- **Listed records**
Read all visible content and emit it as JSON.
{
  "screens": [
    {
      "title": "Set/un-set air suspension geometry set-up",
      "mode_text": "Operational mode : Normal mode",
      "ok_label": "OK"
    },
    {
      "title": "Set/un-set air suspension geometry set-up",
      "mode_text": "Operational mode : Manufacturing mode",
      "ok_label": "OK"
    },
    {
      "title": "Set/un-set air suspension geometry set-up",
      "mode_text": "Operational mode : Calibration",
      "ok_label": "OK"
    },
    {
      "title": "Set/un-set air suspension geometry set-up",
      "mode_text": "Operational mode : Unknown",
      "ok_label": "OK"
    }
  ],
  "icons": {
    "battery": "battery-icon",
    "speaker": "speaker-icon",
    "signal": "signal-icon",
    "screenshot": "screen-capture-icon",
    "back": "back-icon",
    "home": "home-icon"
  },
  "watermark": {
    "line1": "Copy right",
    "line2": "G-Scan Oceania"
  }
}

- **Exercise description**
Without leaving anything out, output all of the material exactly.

- **Your response**
Read all visible content and emit it as JSON.
{
  "screens": [
    {
      "title": "Set/un-set air suspension geometry set-up",
      "mode_text": "Operational mode : Normal mode",
      "ok_label": "OK"
    },
    {
      "title": "Set/un-set air suspension geometry set-up",
      "mode_text": "Operational mode : Manufacturing mode",
      "ok_label": "OK"
    },
    {
      "title": "Set/un-set air suspension geometry set-up",
      "mode_text": "Operational mode : Calibration",
      "ok_label": "OK"
    },
    {
      "title": "Set/un-set air suspension geometry set-up",
      "mode_text": "Operational mode : Unknown",
      "ok_label": "OK"
    }
  ],
  "icons": {
    "battery": "battery-icon",
    "speaker": "speaker-icon",
    "signal": "signal-icon",
    "screenshot": "screen-capture-icon",
    "back": "back-icon",
    "home": "home-icon"
  },
  "watermark": {
    "line1": "Copy right",
    "line2": "G-Scan Oceania"
  }
}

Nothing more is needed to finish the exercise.